My true identity came upon me like a thunderclap. I wasn’t just ordinary Gwen Fry, librarian. I was, and always had been, the real Queen Guinevere. Merlin had been right. Only one person could have married King Arthur. Me. It was my destiny. In his wisdom, my father had named me after myself, and my whole life had been leading to this.
“Arthur!” In desperation, I cried his name again, and the mist thinned in response. About my feet the snaring tendrils loosened. I staggered like a drunkard as I groped for the standing stones, the only tangible link between present and past. The air swirled, thick and hard to breathe, so moisture-laden it felt as though I were under water. My heart pounded and my breath came in little gasps. My hands and legs trembled. Arthur must be somewhere out there. He must. I couldn’t lose him.
Beneath my feet, the ground shook, and in fear, I twisted to look over my shoulder. The sides of the hole slid together, sparks flashing about the ragged join as the door to the modern world closed with a clap of frightening finality. The damp mist swirled, shrouding the scar it left, leaving me alone and lost in its dense grey veil. Tears sprang to my eyes; this was the final straw. I stretched out my arms and wailed.
“I didn’t mean it! Take me back to Arthur!”
Out of the mist, a strong, warm hand grabbed my cold one in an iron grip.
I hung on tight.
For what felt like an eternity, I gripped that hand, feeling the rough calluses, welcoming the touch I knew so well. It wasn’t too late. He was here to save me. Hot relief coursed through my body. Then his other hand grabbed my forearm and wrenched me, blinking and dazed, out of the mist and into the raw light of a fifth century winter’s day.
I fell forward, limp as a stringless puppet, into Arthur’s arms, and together we tumbled to the damp ground, rolling over in a tangle of limbs.
We came to a halt, him holding me tight, his body trembling as much as mine, hot tears on my skin. They were his.

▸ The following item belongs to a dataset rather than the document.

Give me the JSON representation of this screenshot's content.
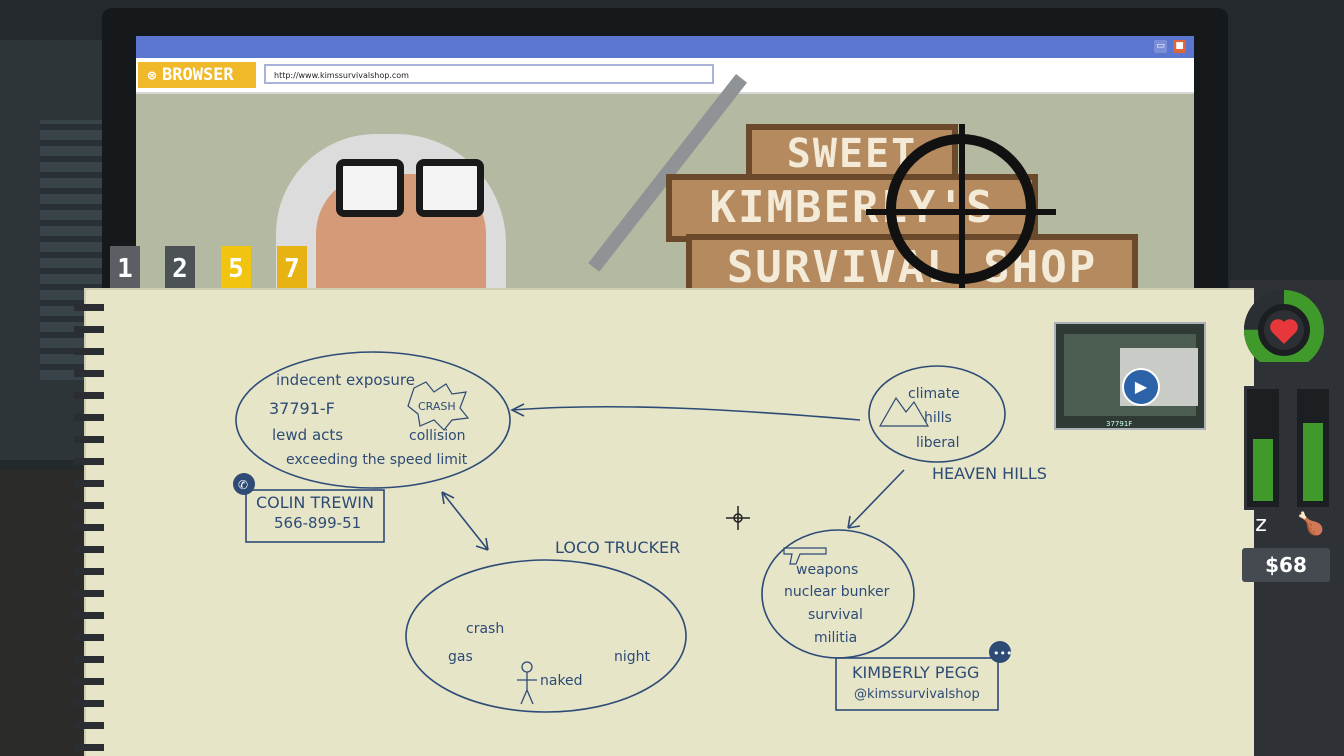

Putting my arms around him, I held him close. My nostrils filled with the scent of horses, leather and sweat, mixed with the faint aroma of the lavender his clothes were stored in.

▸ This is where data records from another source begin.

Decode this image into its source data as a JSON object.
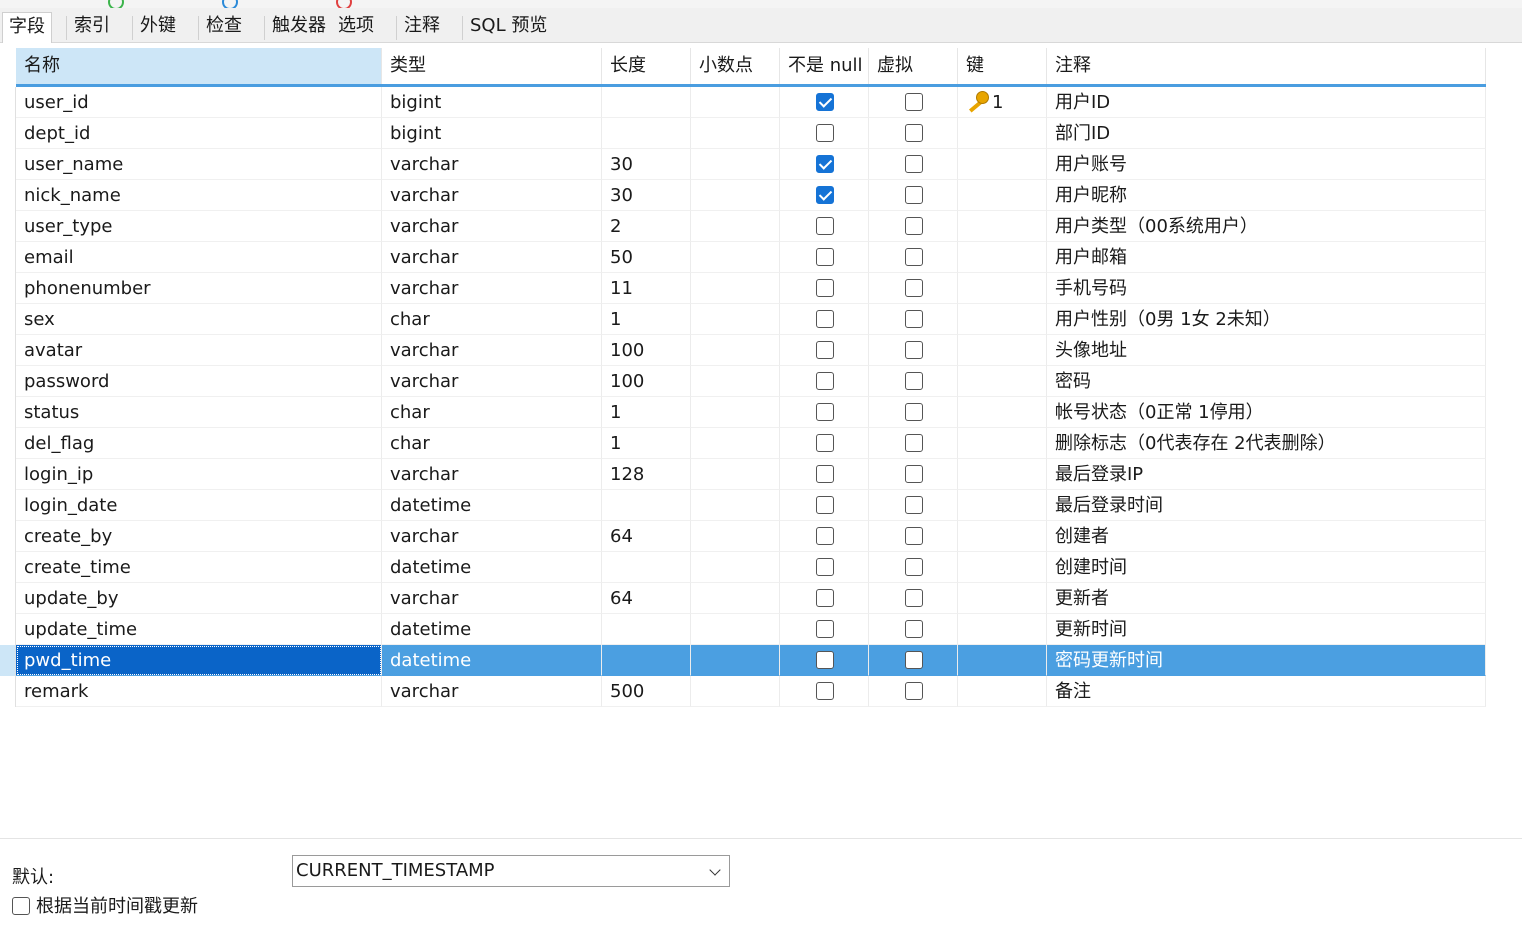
{
  "tabs": [
    {
      "label": "字段",
      "active": true
    },
    {
      "label": "索引"
    },
    {
      "label": "外键"
    },
    {
      "label": "检查"
    },
    {
      "label": "触发器"
    },
    {
      "label": "选项"
    },
    {
      "label": "注释"
    },
    {
      "label": "SQL 预览"
    }
  ],
  "columns": [
    "名称",
    "类型",
    "长度",
    "小数点",
    "不是 null",
    "虚拟",
    "键",
    "注释"
  ],
  "rows": [
    {
      "name": "user_id",
      "type": "bigint",
      "length": "",
      "decimals": "",
      "not_null": true,
      "virtual": false,
      "key": "1",
      "comment": "用户ID"
    },
    {
      "name": "dept_id",
      "type": "bigint",
      "length": "",
      "decimals": "",
      "not_null": false,
      "virtual": false,
      "key": "",
      "comment": "部门ID"
    },
    {
      "name": "user_name",
      "type": "varchar",
      "length": "30",
      "decimals": "",
      "not_null": true,
      "virtual": false,
      "key": "",
      "comment": "用户账号"
    },
    {
      "name": "nick_name",
      "type": "varchar",
      "length": "30",
      "decimals": "",
      "not_null": true,
      "virtual": false,
      "key": "",
      "comment": "用户昵称"
    },
    {
      "name": "user_type",
      "type": "varchar",
      "length": "2",
      "decimals": "",
      "not_null": false,
      "virtual": false,
      "key": "",
      "comment": "用户类型（00系统用户）"
    },
    {
      "name": "email",
      "type": "varchar",
      "length": "50",
      "decimals": "",
      "not_null": false,
      "virtual": false,
      "key": "",
      "comment": "用户邮箱"
    },
    {
      "name": "phonenumber",
      "type": "varchar",
      "length": "11",
      "decimals": "",
      "not_null": false,
      "virtual": false,
      "key": "",
      "comment": "手机号码"
    },
    {
      "name": "sex",
      "type": "char",
      "length": "1",
      "decimals": "",
      "not_null": false,
      "virtual": false,
      "key": "",
      "comment": "用户性别（0男 1女 2未知）"
    },
    {
      "name": "avatar",
      "type": "varchar",
      "length": "100",
      "decimals": "",
      "not_null": false,
      "virtual": false,
      "key": "",
      "comment": "头像地址"
    },
    {
      "name": "password",
      "type": "varchar",
      "length": "100",
      "decimals": "",
      "not_null": false,
      "virtual": false,
      "key": "",
      "comment": "密码"
    },
    {
      "name": "status",
      "type": "char",
      "length": "1",
      "decimals": "",
      "not_null": false,
      "virtual": false,
      "key": "",
      "comment": "帐号状态（0正常 1停用）"
    },
    {
      "name": "del_flag",
      "type": "char",
      "length": "1",
      "decimals": "",
      "not_null": false,
      "virtual": false,
      "key": "",
      "comment": "删除标志（0代表存在 2代表删除）"
    },
    {
      "name": "login_ip",
      "type": "varchar",
      "length": "128",
      "decimals": "",
      "not_null": false,
      "virtual": false,
      "key": "",
      "comment": "最后登录IP"
    },
    {
      "name": "login_date",
      "type": "datetime",
      "length": "",
      "decimals": "",
      "not_null": false,
      "virtual": false,
      "key": "",
      "comment": "最后登录时间"
    },
    {
      "name": "create_by",
      "type": "varchar",
      "length": "64",
      "decimals": "",
      "not_null": false,
      "virtual": false,
      "key": "",
      "comment": "创建者"
    },
    {
      "name": "create_time",
      "type": "datetime",
      "length": "",
      "decimals": "",
      "not_null": false,
      "virtual": false,
      "key": "",
      "comment": "创建时间"
    },
    {
      "name": "update_by",
      "type": "varchar",
      "length": "64",
      "decimals": "",
      "not_null": false,
      "virtual": false,
      "key": "",
      "comment": "更新者"
    },
    {
      "name": "update_time",
      "type": "datetime",
      "length": "",
      "decimals": "",
      "not_null": false,
      "virtual": false,
      "key": "",
      "comment": "更新时间"
    },
    {
      "name": "pwd_time",
      "type": "datetime",
      "length": "",
      "decimals": "",
      "not_null": false,
      "virtual": false,
      "key": "",
      "comment": "密码更新时间",
      "selected": true
    },
    {
      "name": "remark",
      "type": "varchar",
      "length": "500",
      "decimals": "",
      "not_null": false,
      "virtual": false,
      "key": "",
      "comment": "备注"
    }
  ],
  "bottom": {
    "default_label": "默认:",
    "default_value": "CURRENT_TIMESTAMP",
    "update_on_timestamp_label": "根据当前时间戳更新",
    "update_on_timestamp_checked": false
  },
  "colors": {
    "selection": "#4b9fe1",
    "header_underline": "#4a9de0",
    "checkbox_on": "#1573d6",
    "key_icon": "#e8a500"
  }
}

“I couldn’t leave you.” My voice grated roughly in my throat. “I couldn’t.” Dry sobs racked my body. “It’s you I love, not him. You I want to be with.”
He lifted my chin and kissed me on the lips, a salty, wet kiss that I wished would last forever.
I clung on. The thought I could have lost him, terrifying.
My cheeks were wet. I, too, was crying.
“I love you,” I said when he released my mouth, louder this time, because I wanted to hear the words. “I love you, Arthur Pendragon.”
He kissed me again, and I pulled him closer, as though I could meld our bodies into one being. When our lips parted, I nestled in close against the warmth of his chest, the feeling of belonging overwhelming.
“I love you too,” he whispered against my hair.